===== PROVIDED RECORDS

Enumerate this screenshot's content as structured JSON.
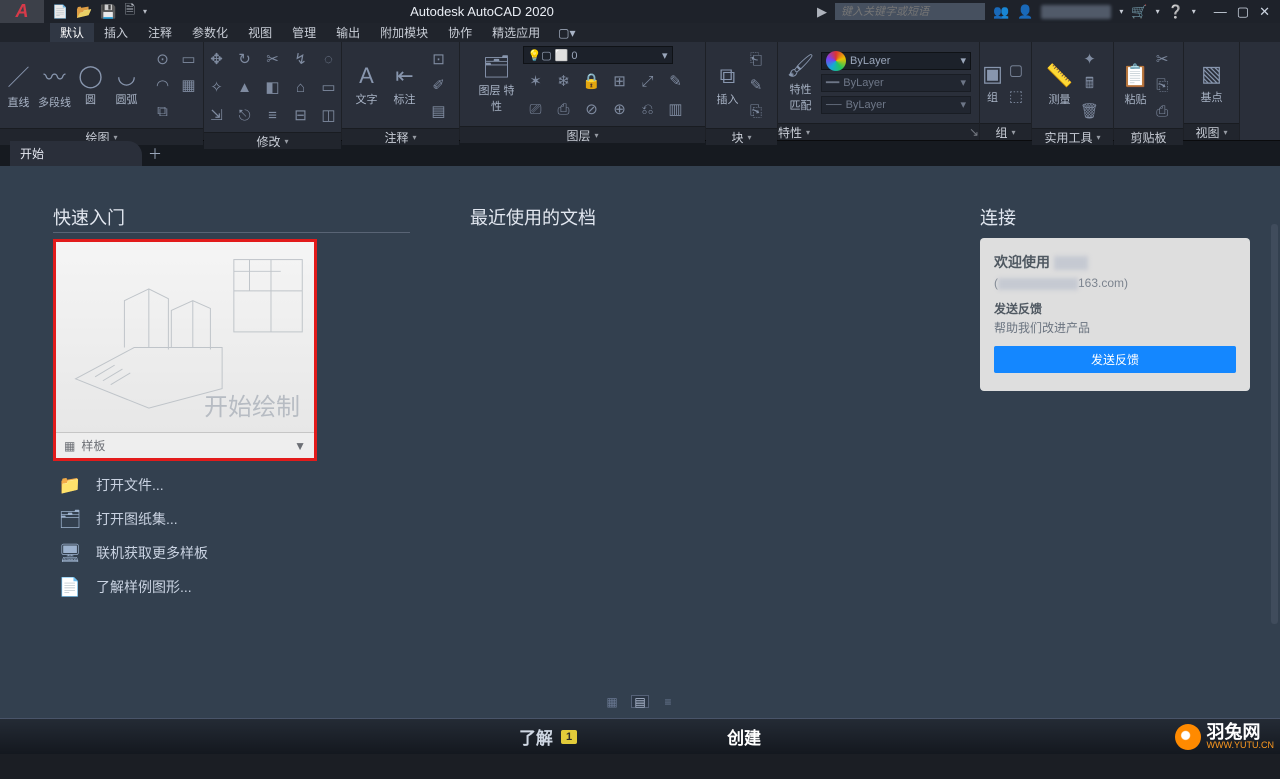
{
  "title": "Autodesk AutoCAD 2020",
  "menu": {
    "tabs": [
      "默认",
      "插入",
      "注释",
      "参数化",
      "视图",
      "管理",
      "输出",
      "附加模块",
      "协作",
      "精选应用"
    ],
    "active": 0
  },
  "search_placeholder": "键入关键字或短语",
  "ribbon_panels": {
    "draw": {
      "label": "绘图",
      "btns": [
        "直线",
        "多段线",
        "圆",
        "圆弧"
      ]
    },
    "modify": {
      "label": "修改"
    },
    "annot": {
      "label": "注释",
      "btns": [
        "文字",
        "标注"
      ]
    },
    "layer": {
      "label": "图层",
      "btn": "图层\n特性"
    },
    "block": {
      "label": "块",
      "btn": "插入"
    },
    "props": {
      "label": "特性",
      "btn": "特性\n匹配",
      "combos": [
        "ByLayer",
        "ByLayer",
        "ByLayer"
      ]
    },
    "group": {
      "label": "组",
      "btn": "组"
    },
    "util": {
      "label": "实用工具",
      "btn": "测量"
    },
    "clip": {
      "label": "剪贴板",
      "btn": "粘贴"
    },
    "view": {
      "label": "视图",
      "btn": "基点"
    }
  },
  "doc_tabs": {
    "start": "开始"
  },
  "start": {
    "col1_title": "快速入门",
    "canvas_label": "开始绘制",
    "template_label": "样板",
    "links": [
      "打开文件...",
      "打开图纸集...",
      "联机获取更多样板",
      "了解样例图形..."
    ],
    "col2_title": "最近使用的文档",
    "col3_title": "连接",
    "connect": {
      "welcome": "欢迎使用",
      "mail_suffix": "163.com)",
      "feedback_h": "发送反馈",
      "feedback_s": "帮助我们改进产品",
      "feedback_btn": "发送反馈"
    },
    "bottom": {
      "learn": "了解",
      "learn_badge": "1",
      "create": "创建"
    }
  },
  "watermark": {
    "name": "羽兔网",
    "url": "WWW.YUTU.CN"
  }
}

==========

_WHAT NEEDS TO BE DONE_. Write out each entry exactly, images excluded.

_OUTPUT FOR THIS EXERCISE_.
Enumerate this screenshot's content as structured JSON.
{
  "title": "Autodesk AutoCAD 2020",
  "menu": {
    "tabs": [
      "默认",
      "插入",
      "注释",
      "参数化",
      "视图",
      "管理",
      "输出",
      "附加模块",
      "协作",
      "精选应用"
    ],
    "active": 0
  },
  "search_placeholder": "键入关键字或短语",
  "ribbon_panels": {
    "draw": {
      "label": "绘图",
      "btns": [
        "直线",
        "多段线",
        "圆",
        "圆弧"
      ]
    },
    "modify": {
      "label": "修改"
    },
    "annot": {
      "label": "注释",
      "btns": [
        "文字",
        "标注"
      ]
    },
    "layer": {
      "label": "图层",
      "btn": "图层\n特性"
    },
    "block": {
      "label": "块",
      "btn": "插入"
    },
    "props": {
      "label": "特性",
      "btn": "特性\n匹配",
      "combos": [
        "ByLayer",
        "ByLayer",
        "ByLayer"
      ]
    },
    "group": {
      "label": "组",
      "btn": "组"
    },
    "util": {
      "label": "实用工具",
      "btn": "测量"
    },
    "clip": {
      "label": "剪贴板",
      "btn": "粘贴"
    },
    "view": {
      "label": "视图",
      "btn": "基点"
    }
  },
  "doc_tabs": {
    "start": "开始"
  },
  "start": {
    "col1_title": "快速入门",
    "canvas_label": "开始绘制",
    "template_label": "样板",
    "links": [
      "打开文件...",
      "打开图纸集...",
      "联机获取更多样板",
      "了解样例图形..."
    ],
    "col2_title": "最近使用的文档",
    "col3_title": "连接",
    "connect": {
      "welcome": "欢迎使用",
      "mail_suffix": "163.com)",
      "feedback_h": "发送反馈",
      "feedback_s": "帮助我们改进产品",
      "feedback_btn": "发送反馈"
    },
    "bottom": {
      "learn": "了解",
      "learn_badge": "1",
      "create": "创建"
    }
  },
  "watermark": {
    "name": "羽兔网",
    "url": "WWW.YUTU.CN"
  }
}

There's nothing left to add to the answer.